A conditioned habitual etc. situation, on the other hand, can be conceived of as imperfective: a. Whenever I went past his house, I saw him sitting in the garden. (cf. above, chapt. 1) Now let us shift attention to the perfective aspect. The conditioned situations mentioned above are not only compatible with imperfectivity but also with perfectivity: b. Whenever I came home, my brother had already read the newspaper. Things are somewhat different with the unconditioned counterparts of these categories and stative situations.
The Categorial Interplay 39 Examples: a. Dogs bark (– Tense, – Aspect) b. 3 Action and Tense The category of action is subdivided into the subcategories + ac and—ac. From among the situations classified as non-actional, we have to mention extratemporal situations first. The corresponding rules may seem trivial, but for the sake of completeness they are listed here nevertheless. c above. It goes without saying that situations which are restricted to a limited period of time are compatible with this period only.
The relationship is a mutual one. This is not necessarily always the case. He has come implies that he is here now, but he is here now does not automatically mean that he has come, it is also possible that he has never left. It is not always easy to decide whether the event or the state is regarded as more important.
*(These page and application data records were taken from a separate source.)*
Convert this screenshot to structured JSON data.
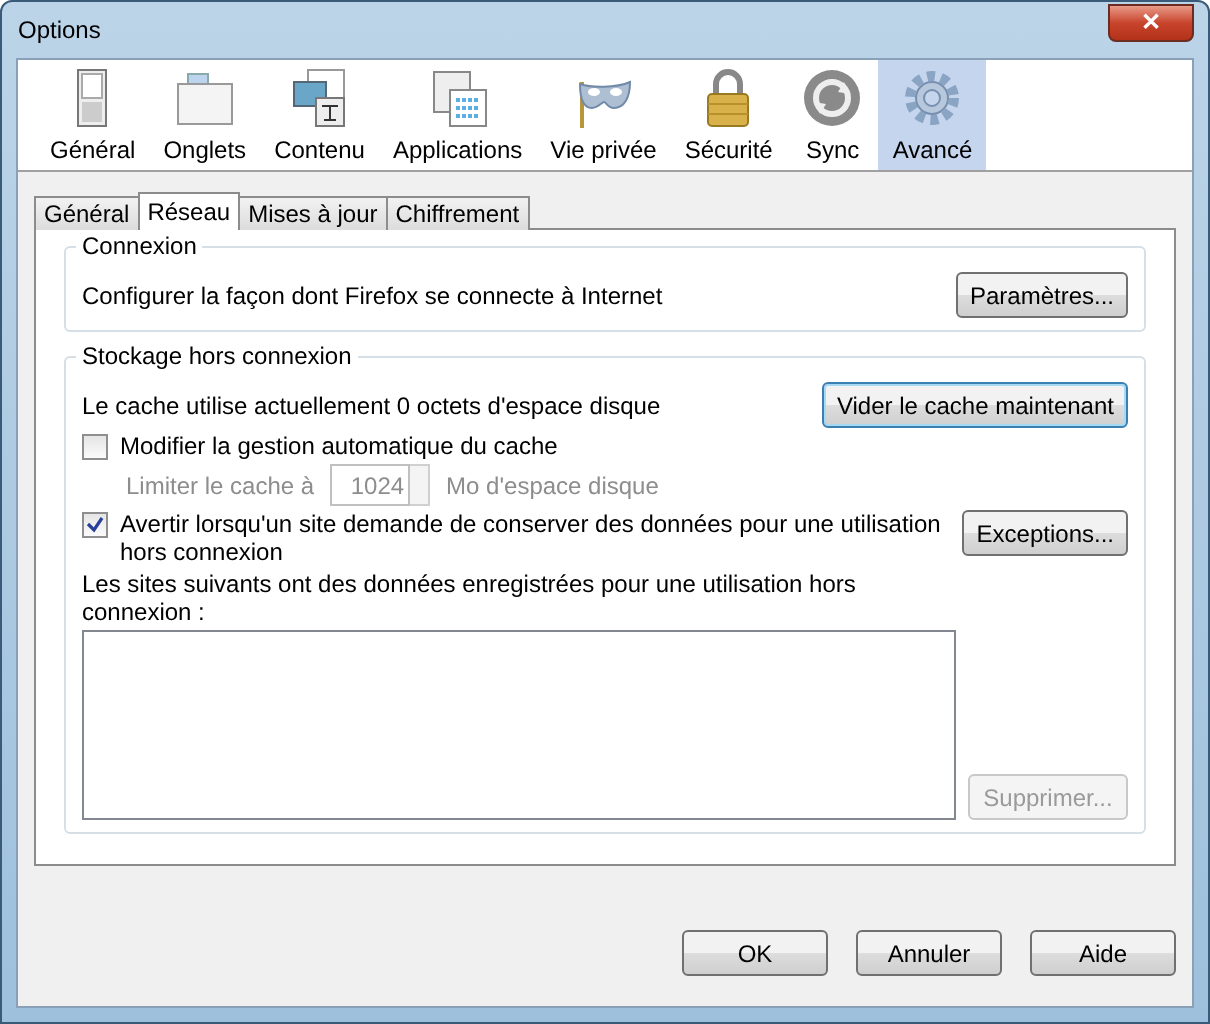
{
  "window": {
    "title": "Options",
    "close": "✕"
  },
  "toolbar": [
    {
      "kind": "general",
      "label": "Général",
      "selected": false
    },
    {
      "kind": "tabs",
      "label": "Onglets",
      "selected": false
    },
    {
      "kind": "content",
      "label": "Contenu",
      "selected": false
    },
    {
      "kind": "applications",
      "label": "Applications",
      "selected": false
    },
    {
      "kind": "privacy",
      "label": "Vie privée",
      "selected": false
    },
    {
      "kind": "security",
      "label": "Sécurité",
      "selected": false
    },
    {
      "kind": "sync",
      "label": "Sync",
      "selected": false
    },
    {
      "kind": "advanced",
      "label": "Avancé",
      "selected": true
    }
  ],
  "tabs": [
    {
      "label": "Général",
      "selected": false
    },
    {
      "label": "Réseau",
      "selected": true
    },
    {
      "label": "Mises à jour",
      "selected": false
    },
    {
      "label": "Chiffrement",
      "selected": false
    }
  ],
  "connection": {
    "title": "Connexion",
    "text": "Configurer la façon dont Firefox se connecte à Internet",
    "button": "Paramètres..."
  },
  "offline": {
    "title": "Stockage hors connexion",
    "cache_text": "Le cache utilise actuellement 0 octets d'espace disque",
    "clear_button": "Vider le cache maintenant",
    "override": {
      "label": "Modifier la gestion automatique du cache",
      "checked": false
    },
    "limit": {
      "label": "Limiter le cache à",
      "value": "1024",
      "unit": "Mo d'espace disque",
      "disabled": true
    },
    "warn": {
      "label": "Avertir lorsqu'un site demande de conserver des données pour une utilisation hors connexion",
      "checked": true
    },
    "exceptions_button": "Exceptions...",
    "sites_label": "Les sites suivants ont des données enregistrées pour une utilisation hors connexion :",
    "remove_button": {
      "label": "Supprimer...",
      "disabled": true
    }
  },
  "buttons": [
    "OK",
    "Annuler",
    "Aide"
  ]
}
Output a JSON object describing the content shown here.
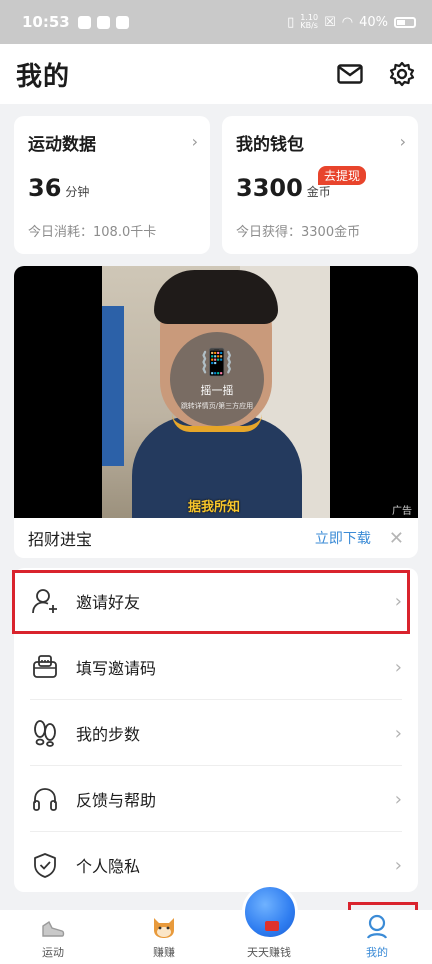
{
  "status_bar": {
    "time": "10:53",
    "net_speed_value": "1.10",
    "net_speed_unit": "KB/s",
    "battery": "40%"
  },
  "header": {
    "title": "我的",
    "mail_icon": "mail-icon",
    "settings_icon": "gear-icon"
  },
  "sport_card": {
    "title": "运动数据",
    "value": "36",
    "unit": "分钟",
    "subtitle": "今日消耗：108.0千卡"
  },
  "wallet_card": {
    "title": "我的钱包",
    "value": "3300",
    "unit": "金币",
    "badge": "去提现",
    "subtitle": "今日获得：3300金币"
  },
  "ad": {
    "shake_title": "摇一摇",
    "shake_sub": "跳转详情页/第三方应用",
    "caption": "据我所知",
    "ad_tag": "广告",
    "app_name": "招财进宝",
    "download": "立即下载",
    "close": "✕"
  },
  "menu": {
    "items": [
      {
        "label": "邀请好友",
        "icon": "add-user-icon"
      },
      {
        "label": "填写邀请码",
        "icon": "invite-code-icon"
      },
      {
        "label": "我的步数",
        "icon": "footprints-icon"
      },
      {
        "label": "反馈与帮助",
        "icon": "headphones-icon"
      },
      {
        "label": "个人隐私",
        "icon": "shield-check-icon"
      }
    ]
  },
  "tabbar": {
    "tabs": [
      {
        "label": "运动",
        "icon": "shoe-icon"
      },
      {
        "label": "赚赚",
        "icon": "shiba-icon"
      },
      {
        "label": "天天赚钱",
        "icon": "money-ball-icon"
      },
      {
        "label": "我的",
        "icon": "profile-icon",
        "active": true
      }
    ]
  },
  "colors": {
    "accent": "#3b8bd6",
    "badge": "#e8442c",
    "highlight": "#d9232d"
  }
}
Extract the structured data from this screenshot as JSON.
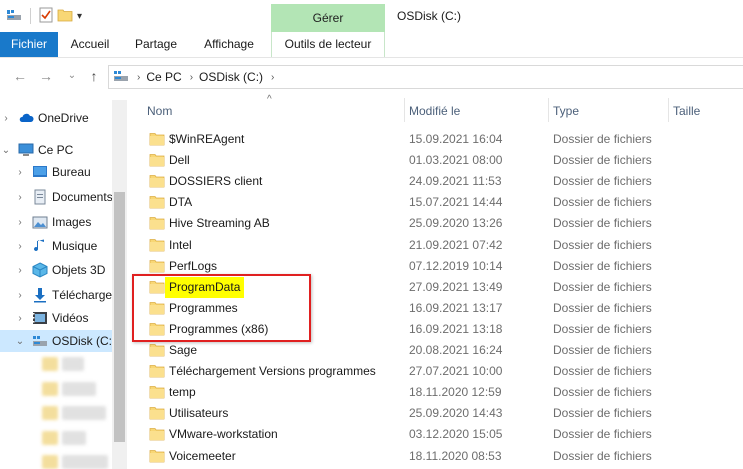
{
  "title_bar": {
    "manage_tab": "Gérer",
    "window_title": "OSDisk (C:)"
  },
  "ribbon": {
    "tabs": [
      {
        "label": "Fichier"
      },
      {
        "label": "Accueil"
      },
      {
        "label": "Partage"
      },
      {
        "label": "Affichage"
      },
      {
        "label": "Outils de lecteur"
      }
    ]
  },
  "address_bar": {
    "crumbs": [
      "Ce PC",
      "OSDisk (C:)"
    ]
  },
  "nav_pane": {
    "items": [
      {
        "label": "OneDrive",
        "icon": "cloud-icon"
      },
      {
        "label": "Ce PC",
        "icon": "computer-icon"
      },
      {
        "label": "Bureau",
        "icon": "desktop-icon"
      },
      {
        "label": "Documents",
        "icon": "documents-icon"
      },
      {
        "label": "Images",
        "icon": "images-icon"
      },
      {
        "label": "Musique",
        "icon": "music-icon"
      },
      {
        "label": "Objets 3D",
        "icon": "objects-3d-icon"
      },
      {
        "label": "Téléchargements",
        "icon": "download-icon"
      },
      {
        "label": "Vidéos",
        "icon": "videos-icon"
      },
      {
        "label": "OSDisk (C:)",
        "icon": "drive-icon"
      }
    ]
  },
  "columns": {
    "name": "Nom",
    "modified": "Modifié le",
    "type": "Type",
    "size": "Taille"
  },
  "files": [
    {
      "name": "$WinREAgent",
      "modified": "15.09.2021 16:04",
      "type": "Dossier de fichiers"
    },
    {
      "name": "Dell",
      "modified": "01.03.2021 08:00",
      "type": "Dossier de fichiers"
    },
    {
      "name": "DOSSIERS client",
      "modified": "24.09.2021 11:53",
      "type": "Dossier de fichiers"
    },
    {
      "name": "DTA",
      "modified": "15.07.2021 14:44",
      "type": "Dossier de fichiers"
    },
    {
      "name": "Hive Streaming AB",
      "modified": "25.09.2020 13:26",
      "type": "Dossier de fichiers"
    },
    {
      "name": "Intel",
      "modified": "21.09.2021 07:42",
      "type": "Dossier de fichiers"
    },
    {
      "name": "PerfLogs",
      "modified": "07.12.2019 10:14",
      "type": "Dossier de fichiers"
    },
    {
      "name": "ProgramData",
      "modified": "27.09.2021 13:49",
      "type": "Dossier de fichiers"
    },
    {
      "name": "Programmes",
      "modified": "16.09.2021 13:17",
      "type": "Dossier de fichiers"
    },
    {
      "name": "Programmes (x86)",
      "modified": "16.09.2021 13:18",
      "type": "Dossier de fichiers"
    },
    {
      "name": "Sage",
      "modified": "20.08.2021 16:24",
      "type": "Dossier de fichiers"
    },
    {
      "name": "Téléchargement Versions programmes",
      "modified": "27.07.2021 10:00",
      "type": "Dossier de fichiers"
    },
    {
      "name": "temp",
      "modified": "18.11.2020 12:59",
      "type": "Dossier de fichiers"
    },
    {
      "name": "Utilisateurs",
      "modified": "25.09.2020 14:43",
      "type": "Dossier de fichiers"
    },
    {
      "name": "VMware-workstation",
      "modified": "03.12.2020 15:05",
      "type": "Dossier de fichiers"
    },
    {
      "name": "Voicemeeter",
      "modified": "18.11.2020 08:53",
      "type": "Dossier de fichiers"
    }
  ],
  "colors": {
    "accent": "#1979ca",
    "manage_tab": "#b3e5b5",
    "selection": "#cce8ff",
    "highlight": "#ffff00",
    "annotation": "#e02020",
    "folder": "#f8d775"
  }
}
In He has taken a seat, the focus seems to be on the event, whereas the resulting state, that can also be expressed by the less ambiguous he is sitting, is felt to be a mere implicature.